Lions Become Latest NFL Team To Cut Back On Concession Prices
Fans going to Lions games at Ford Field this season "won't need as much money for concessions," as the team "unveiled new prices for food and drink," according to Kirkland Crawford of the DETROIT FREE PRESS. At Ford Field this season, a beer "will be $5, a hot dog-soda-chips combo is $10 and a hot dog-beer-chips combo is now $12." For the first 60 minutes after doors open, fans can get a soda for $2, a hot dog for $2, a beer or a cocktail for $3, or a "specialty drink for $5." Doors "ordinarily open at Ford Field two hours before kickoff." The Lions "spent time this spring examining lower concession prices" with concessionaire Levy Restaurants (DETROIT FREE PRESS, 8/15). In Detroit, Justin Rogers notes the Lions are "matching the wildly successful $5 beer pricing" introduced by the Falcons in '17 at Mercedes-Benz Stadium. Levy also "manages the Falcons concessions." Lions President Rod Wood said, "We were looking at it with Levy and trying to learn what we could from what worked in Atlanta ... and adapt it to the best we could" (DETROIT NEWS, 8/15). In Michigan, Kyle Meinke wrote the Lions' new concessions prices are "not quite" what the Falcons are offering, but M-B Stadium also was built "with its low pricing in mind." Ford Field was not "built to handle that kind of volume," but the Lions were able to "make some changes anyway, like installing new point-of-sales systems that speed up turnover" (MLIVE.com, 8/14). Detroit Free Press' Brian Manzullo tweeted, "More stadiums and ballparks need to do this." Detroit-based WILX-NBC's Seth Wells: "I love the change, helps influence fans to get into Ford Field earlier!" Invite Manager VP/Strategic Partnerships Matt Ansis: "Great move and foresee this happening more and more" (TWITTER.com, 8/14).

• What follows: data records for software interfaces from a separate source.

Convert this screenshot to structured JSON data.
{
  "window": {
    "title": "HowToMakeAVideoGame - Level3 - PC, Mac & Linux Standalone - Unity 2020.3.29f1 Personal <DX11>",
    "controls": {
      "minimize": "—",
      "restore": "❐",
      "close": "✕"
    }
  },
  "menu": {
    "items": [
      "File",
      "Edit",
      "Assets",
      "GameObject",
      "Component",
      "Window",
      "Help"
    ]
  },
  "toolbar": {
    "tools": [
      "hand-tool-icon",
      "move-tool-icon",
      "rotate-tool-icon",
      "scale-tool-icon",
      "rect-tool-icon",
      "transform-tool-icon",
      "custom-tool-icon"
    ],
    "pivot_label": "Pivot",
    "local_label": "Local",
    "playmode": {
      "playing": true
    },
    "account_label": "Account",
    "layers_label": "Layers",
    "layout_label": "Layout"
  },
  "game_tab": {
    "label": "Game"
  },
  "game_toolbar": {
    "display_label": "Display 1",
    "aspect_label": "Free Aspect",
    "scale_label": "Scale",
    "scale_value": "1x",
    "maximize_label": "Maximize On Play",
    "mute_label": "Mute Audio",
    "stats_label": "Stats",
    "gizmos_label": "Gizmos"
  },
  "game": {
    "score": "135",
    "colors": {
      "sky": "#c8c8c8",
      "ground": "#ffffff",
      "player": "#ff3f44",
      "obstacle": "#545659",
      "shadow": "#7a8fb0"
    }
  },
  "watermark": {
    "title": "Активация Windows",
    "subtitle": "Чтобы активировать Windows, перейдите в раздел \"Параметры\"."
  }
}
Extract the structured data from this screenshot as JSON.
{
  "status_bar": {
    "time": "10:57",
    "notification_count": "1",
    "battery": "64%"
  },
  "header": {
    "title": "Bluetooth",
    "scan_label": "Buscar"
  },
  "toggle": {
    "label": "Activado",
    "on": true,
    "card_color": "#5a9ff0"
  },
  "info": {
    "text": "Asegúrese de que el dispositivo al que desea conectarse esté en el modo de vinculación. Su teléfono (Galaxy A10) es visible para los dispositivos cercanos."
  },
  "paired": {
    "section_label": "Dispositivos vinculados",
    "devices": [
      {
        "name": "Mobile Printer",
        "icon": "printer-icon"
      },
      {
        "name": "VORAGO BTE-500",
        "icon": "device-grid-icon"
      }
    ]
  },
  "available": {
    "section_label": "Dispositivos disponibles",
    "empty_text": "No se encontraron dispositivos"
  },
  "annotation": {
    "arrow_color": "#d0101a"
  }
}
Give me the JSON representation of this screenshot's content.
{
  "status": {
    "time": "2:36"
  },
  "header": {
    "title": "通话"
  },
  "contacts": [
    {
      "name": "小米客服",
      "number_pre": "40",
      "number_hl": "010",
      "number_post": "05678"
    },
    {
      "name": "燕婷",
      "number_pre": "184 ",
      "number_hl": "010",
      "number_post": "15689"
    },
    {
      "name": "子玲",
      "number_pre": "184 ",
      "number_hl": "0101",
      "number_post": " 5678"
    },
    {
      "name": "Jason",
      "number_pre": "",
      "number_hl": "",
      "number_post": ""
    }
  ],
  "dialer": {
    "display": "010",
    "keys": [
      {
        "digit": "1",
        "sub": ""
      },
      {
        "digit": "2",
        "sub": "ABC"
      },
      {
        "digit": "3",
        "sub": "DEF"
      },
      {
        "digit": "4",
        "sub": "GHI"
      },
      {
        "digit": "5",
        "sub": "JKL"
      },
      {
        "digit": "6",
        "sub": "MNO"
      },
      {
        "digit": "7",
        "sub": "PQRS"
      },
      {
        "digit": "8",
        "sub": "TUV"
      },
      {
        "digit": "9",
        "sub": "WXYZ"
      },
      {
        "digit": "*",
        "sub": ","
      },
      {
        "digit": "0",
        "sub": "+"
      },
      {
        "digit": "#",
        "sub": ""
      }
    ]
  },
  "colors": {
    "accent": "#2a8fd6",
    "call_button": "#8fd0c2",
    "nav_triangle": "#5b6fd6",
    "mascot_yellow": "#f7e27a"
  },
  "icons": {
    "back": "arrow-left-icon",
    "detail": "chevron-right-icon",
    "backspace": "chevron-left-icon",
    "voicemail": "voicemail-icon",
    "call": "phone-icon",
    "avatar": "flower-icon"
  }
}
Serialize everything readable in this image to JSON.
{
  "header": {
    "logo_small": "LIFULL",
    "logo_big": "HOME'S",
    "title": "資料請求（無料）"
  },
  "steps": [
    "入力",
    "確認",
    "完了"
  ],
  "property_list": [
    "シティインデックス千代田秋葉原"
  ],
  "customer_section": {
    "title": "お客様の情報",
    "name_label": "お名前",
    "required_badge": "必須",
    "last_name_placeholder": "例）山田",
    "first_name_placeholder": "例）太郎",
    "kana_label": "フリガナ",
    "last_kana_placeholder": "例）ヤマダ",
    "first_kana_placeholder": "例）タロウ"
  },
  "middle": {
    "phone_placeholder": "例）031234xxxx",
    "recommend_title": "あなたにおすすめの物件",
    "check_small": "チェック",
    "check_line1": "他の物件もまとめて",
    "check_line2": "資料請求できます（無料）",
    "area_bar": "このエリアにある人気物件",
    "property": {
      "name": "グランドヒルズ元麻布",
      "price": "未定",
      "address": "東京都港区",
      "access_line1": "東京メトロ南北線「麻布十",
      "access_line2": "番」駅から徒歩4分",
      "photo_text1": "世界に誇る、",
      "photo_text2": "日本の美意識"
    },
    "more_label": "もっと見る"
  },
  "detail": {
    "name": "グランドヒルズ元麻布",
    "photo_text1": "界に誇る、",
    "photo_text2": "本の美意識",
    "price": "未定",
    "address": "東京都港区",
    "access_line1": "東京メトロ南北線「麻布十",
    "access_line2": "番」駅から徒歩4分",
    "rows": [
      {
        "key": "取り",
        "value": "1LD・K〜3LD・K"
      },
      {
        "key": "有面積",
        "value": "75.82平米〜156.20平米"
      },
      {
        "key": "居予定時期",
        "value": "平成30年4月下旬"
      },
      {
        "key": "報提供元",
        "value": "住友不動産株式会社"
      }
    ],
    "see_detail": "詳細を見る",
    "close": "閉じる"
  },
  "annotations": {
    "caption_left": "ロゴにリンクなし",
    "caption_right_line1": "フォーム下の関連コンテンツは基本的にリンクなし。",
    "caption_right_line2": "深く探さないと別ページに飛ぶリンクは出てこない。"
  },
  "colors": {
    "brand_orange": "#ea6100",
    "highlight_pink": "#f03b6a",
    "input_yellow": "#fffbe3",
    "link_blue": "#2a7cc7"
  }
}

HOOKED ON LOW PRICES: In DC, Jacob Bogage noted the Univ. of Texas announced this month it would "slash game-day concessions prices" at Darrell K Royal-Texas Memorial Stadium on "items such as hot dogs (from $5 to $4), popcorn (from $4.50 to $3) and fountain sodas (from $5 to $3)." If UT has success with reduced concessions pricing, Univ. of South Carolina Assistant Professor of Sport & Entertainment Management Nick Watanabe said that it will "spread quickly through the rest of college sports" (WASHINGTONPOST.com, 8/14).